Plug and Play
2023 wasn’t a year that saw much activity when it came to XaviX related material, although a single Evio cartridge “I Love Classic 2” was dumped. The violin controller is still not emulated properly, but you can listen to the songs in the demo mode.
The Game Zone II 128-in-1 is a famiclone, but it has a few uncommon games in it, including some very poor implementations of Asteroids, Missile Command and Frogger. MAME still has some emulation issues due to poor implementations of the mappers used, but it’s interesting to see these all the same.
Gambling Games from Bigger Names
One more traditional area of MAME that still has many gaps in coverage is that of gambling titles developed by big name Japanese developers. Both Sega and Konami had hundreds of them, easily found in Japanese arcades, yet MAME barely scratches the tip of the iceberg. Another manufacturer with a presence in that part of the industry was Taito. Eibise is an example of a relatively simple ‘slots’ style gambling game put out by Taito.
Parent Jack is another Taito game, and while this has been supported in MAME for longer, it hasn’t ever worked properly.
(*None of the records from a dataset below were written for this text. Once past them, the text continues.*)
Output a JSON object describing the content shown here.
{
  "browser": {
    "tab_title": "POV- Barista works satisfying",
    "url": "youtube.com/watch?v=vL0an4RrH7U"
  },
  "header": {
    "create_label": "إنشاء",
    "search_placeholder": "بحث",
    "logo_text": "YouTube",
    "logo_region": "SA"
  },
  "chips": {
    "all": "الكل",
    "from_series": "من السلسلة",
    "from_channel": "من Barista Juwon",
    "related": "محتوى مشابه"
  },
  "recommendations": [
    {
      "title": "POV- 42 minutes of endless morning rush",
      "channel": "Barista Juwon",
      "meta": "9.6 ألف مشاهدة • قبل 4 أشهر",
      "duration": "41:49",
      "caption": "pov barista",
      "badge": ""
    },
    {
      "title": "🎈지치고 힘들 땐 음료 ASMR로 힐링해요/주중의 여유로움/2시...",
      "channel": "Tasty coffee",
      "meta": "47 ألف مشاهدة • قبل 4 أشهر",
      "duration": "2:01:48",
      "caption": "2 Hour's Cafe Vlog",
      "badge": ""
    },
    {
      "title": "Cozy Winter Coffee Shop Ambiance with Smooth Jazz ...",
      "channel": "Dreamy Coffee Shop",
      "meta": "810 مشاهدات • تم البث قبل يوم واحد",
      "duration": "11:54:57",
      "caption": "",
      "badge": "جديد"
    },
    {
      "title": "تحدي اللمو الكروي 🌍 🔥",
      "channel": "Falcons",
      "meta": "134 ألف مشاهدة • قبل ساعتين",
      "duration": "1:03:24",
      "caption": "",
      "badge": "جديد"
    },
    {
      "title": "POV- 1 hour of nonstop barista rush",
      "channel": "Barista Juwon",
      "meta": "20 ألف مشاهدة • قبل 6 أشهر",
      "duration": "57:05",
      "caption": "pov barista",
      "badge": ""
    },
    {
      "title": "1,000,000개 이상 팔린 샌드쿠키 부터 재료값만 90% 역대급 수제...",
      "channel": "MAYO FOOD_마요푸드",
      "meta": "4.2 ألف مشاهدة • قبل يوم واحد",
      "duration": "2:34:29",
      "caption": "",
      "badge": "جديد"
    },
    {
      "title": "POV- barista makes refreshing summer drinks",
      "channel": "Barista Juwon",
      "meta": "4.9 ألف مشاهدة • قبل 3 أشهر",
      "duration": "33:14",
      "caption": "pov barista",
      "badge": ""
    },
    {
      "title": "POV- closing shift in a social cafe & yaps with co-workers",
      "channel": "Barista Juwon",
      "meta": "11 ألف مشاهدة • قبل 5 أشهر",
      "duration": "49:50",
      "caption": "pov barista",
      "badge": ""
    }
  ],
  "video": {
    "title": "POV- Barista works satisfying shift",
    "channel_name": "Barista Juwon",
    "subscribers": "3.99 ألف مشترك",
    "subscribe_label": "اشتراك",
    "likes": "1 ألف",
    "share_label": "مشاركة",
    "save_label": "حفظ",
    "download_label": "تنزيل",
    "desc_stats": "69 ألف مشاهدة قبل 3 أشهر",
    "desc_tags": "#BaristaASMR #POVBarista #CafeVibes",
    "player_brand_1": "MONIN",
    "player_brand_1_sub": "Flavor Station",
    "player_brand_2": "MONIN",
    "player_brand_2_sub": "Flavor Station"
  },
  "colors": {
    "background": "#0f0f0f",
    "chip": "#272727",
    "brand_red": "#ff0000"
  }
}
The improvements made to support Eibise allowed it to be promoted to fully functional status.